I'm curious of the similarities between the different BLTC blends - is the deep, almost sweet cedar a calling card for the brand, are the binder/filler of the Salvation & Royalty that similar, or is my palate just that "elementary"? Could be either as I never claim to be a reviewer - just a guy who knows what he likes to smoke! I don't know what the MSRP is on any of these so my opinion could change (I've heard people say $14 each, but I can't find that info in any of the materials I have or can find), but I don't envision myself going out to buy a box of any of these (I also typically only buy boxes of cigars I like to smoke daily or that are difficult to track down regularly). With that said, outside of the Royalty which was just too mild for my preferences and the Salvation which just never delivered, these are all cigars that I enjoyed and would smoke again and I could see them all really fitting some smoker's palates perfectly. The Lawless is something that worked for me and I'll be sure to make sure I have some in my humidor at all times, and I really envision the Last Rites ending up being my favorite in the line and being one that I also make sure to keep in hand. James Brown of BLTC actually told me that the blend works best, in his opinion, as a box-pressed and even the 6x60 as opposed to the 5x54 I smoked.

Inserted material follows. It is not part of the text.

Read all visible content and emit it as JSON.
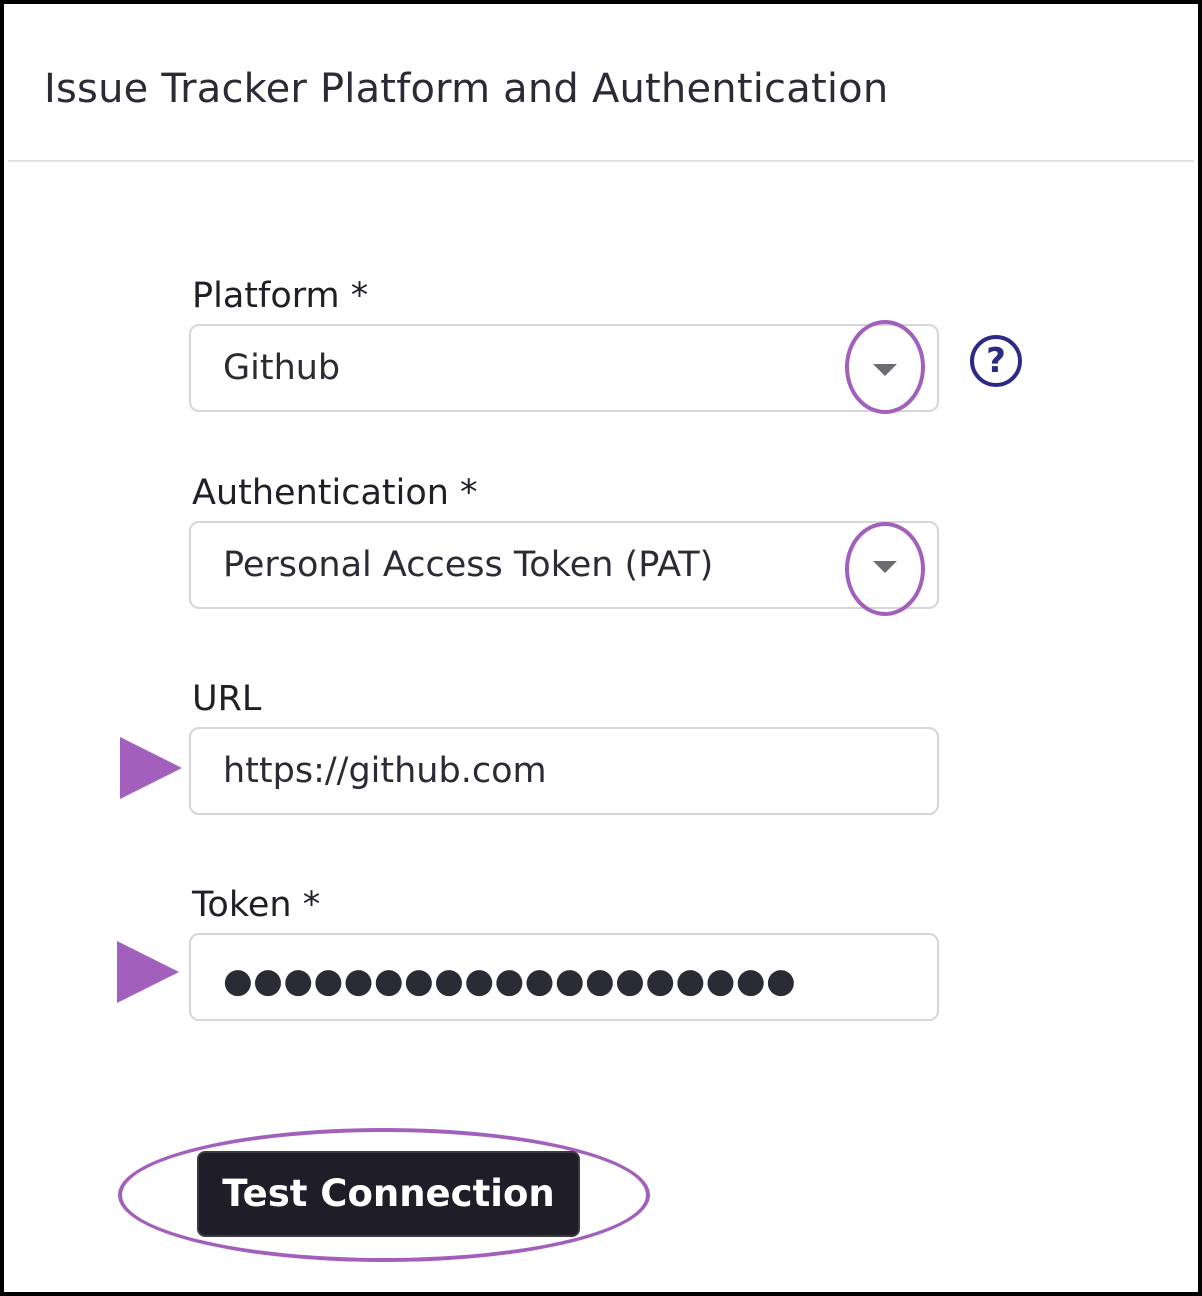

My suggestion is to track these down and experience them for yourselves. I don't think these are blends that will work for everyone, but what they do, they do well, and I imagine that people that enjoy the flavor profiles will fall in love with them. As I've mentioned briefly, I have shared notes with a couple of people who have smoked some of these blends, and I've heard one say that he didn't care for a blend while another told me he's trying to track down a box as soon as he can. If you've smoked any of these, please share your opinions with me as I do this really to compare thoughts with others and I don't know too many who have smoked these yet.
Finally, I want to thank Eric and BLTC for the samples. My thoughts were conducted off of 1 cigar a piece, but I will be revisiting these in the coming months to see how some time in the humidor has treated each of them. Stay tuned and thanks for reading! Goodbye for now!